▸ PROBLEM TO SOLVE
The records below are to be retyped in full. Keep every word.

▸ RECORDS FOR THIS EXERCISE
=== Section Start ===

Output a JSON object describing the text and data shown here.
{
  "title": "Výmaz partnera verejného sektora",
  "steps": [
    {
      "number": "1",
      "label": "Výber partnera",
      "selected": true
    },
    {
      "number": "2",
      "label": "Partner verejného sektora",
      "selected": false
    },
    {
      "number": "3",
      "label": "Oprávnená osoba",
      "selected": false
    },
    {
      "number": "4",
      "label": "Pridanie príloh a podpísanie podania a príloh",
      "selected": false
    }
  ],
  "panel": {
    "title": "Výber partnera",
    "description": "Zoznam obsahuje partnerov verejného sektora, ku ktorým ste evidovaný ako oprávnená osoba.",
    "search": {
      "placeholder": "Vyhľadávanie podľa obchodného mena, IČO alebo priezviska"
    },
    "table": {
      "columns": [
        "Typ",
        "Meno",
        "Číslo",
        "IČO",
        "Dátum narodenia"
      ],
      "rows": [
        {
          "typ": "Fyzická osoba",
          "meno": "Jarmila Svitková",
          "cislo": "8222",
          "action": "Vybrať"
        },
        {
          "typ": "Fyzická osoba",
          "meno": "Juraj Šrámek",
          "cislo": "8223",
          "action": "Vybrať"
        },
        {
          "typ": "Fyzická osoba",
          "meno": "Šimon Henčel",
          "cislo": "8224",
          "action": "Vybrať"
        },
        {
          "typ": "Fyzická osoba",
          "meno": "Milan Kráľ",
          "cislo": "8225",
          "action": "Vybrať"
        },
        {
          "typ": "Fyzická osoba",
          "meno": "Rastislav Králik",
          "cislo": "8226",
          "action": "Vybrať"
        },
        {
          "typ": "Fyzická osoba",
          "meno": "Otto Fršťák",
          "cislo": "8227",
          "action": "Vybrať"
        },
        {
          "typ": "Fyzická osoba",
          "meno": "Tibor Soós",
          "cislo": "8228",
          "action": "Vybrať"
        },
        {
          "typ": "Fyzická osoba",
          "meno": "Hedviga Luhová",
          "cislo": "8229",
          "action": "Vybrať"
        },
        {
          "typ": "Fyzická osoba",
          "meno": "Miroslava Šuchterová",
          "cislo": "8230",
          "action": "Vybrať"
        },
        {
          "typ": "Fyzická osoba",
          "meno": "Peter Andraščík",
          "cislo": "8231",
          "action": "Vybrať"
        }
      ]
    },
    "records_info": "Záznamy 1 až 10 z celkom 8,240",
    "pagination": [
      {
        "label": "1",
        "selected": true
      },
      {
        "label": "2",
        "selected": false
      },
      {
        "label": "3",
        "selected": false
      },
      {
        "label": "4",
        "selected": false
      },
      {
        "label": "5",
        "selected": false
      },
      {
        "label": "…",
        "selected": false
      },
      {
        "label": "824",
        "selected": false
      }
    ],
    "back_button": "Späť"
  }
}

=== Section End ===

▸ COMPLETED TASK
Output a JSON object describing the text and data shown here.
{
  "title": "Výmaz partnera verejného sektora",
  "steps": [
    {
      "number": "1",
      "label": "Výber partnera",
      "selected": true
    },
    {
      "number": "2",
      "label": "Partner verejného sektora",
      "selected": false
    },
    {
      "number": "3",
      "label": "Oprávnená osoba",
      "selected": false
    },
    {
      "number": "4",
      "label": "Pridanie príloh a podpísanie podania a príloh",
      "selected": false
    }
  ],
  "panel": {
    "title": "Výber partnera",
    "description": "Zoznam obsahuje partnerov verejného sektora, ku ktorým ste evidovaný ako oprávnená osoba.",
    "search": {
      "placeholder": "Vyhľadávanie podľa obchodného mena, IČO alebo priezviska"
    },
    "table": {
      "columns": [
        "Typ",
        "Meno",
        "Číslo",
        "IČO",
        "Dátum narodenia"
      ],
      "rows": [
        {
          "typ": "Fyzická osoba",
          "meno": "Jarmila Svitková",
          "cislo": "8222",
          "action": "Vybrať"
        },
        {
          "typ": "Fyzická osoba",
          "meno": "Juraj Šrámek",
          "cislo": "8223",
          "action": "Vybrať"
        },
        {
          "typ": "Fyzická osoba",
          "meno": "Šimon Henčel",
          "cislo": "8224",
          "action": "Vybrať"
        },
        {
          "typ": "Fyzická osoba",
          "meno": "Milan Kráľ",
          "cislo": "8225",
          "action": "Vybrať"
        },
        {
          "typ": "Fyzická osoba",
          "meno": "Rastislav Králik",
          "cislo": "8226",
          "action": "Vybrať"
        },
        {
          "typ": "Fyzická osoba",
          "meno": "Otto Fršťák",
          "cislo": "8227",
          "action": "Vybrať"
        },
        {
          "typ": "Fyzická osoba",
          "meno": "Tibor Soós",
          "cislo": "8228",
          "action": "Vybrať"
        },
        {
          "typ": "Fyzická osoba",
          "meno": "Hedviga Luhová",
          "cislo": "8229",
          "action": "Vybrať"
        },
        {
          "typ": "Fyzická osoba",
          "meno": "Miroslava Šuchterová",
          "cislo": "8230",
          "action": "Vybrať"
        },
        {
          "typ": "Fyzická osoba",
          "meno": "Peter Andraščík",
          "cislo": "8231",
          "action": "Vybrať"
        }
      ]
    },
    "records_info": "Záznamy 1 až 10 z celkom 8,240",
    "pagination": [
      {
        "label": "1",
        "selected": true
      },
      {
        "label": "2",
        "selected": false
      },
      {
        "label": "3",
        "selected": false
      },
      {
        "label": "4",
        "selected": false
      },
      {
        "label": "5",
        "selected": false
      },
      {
        "label": "…",
        "selected": false
      },
      {
        "label": "824",
        "selected": false
      }
    ],
    "back_button": "Späť"
  }
}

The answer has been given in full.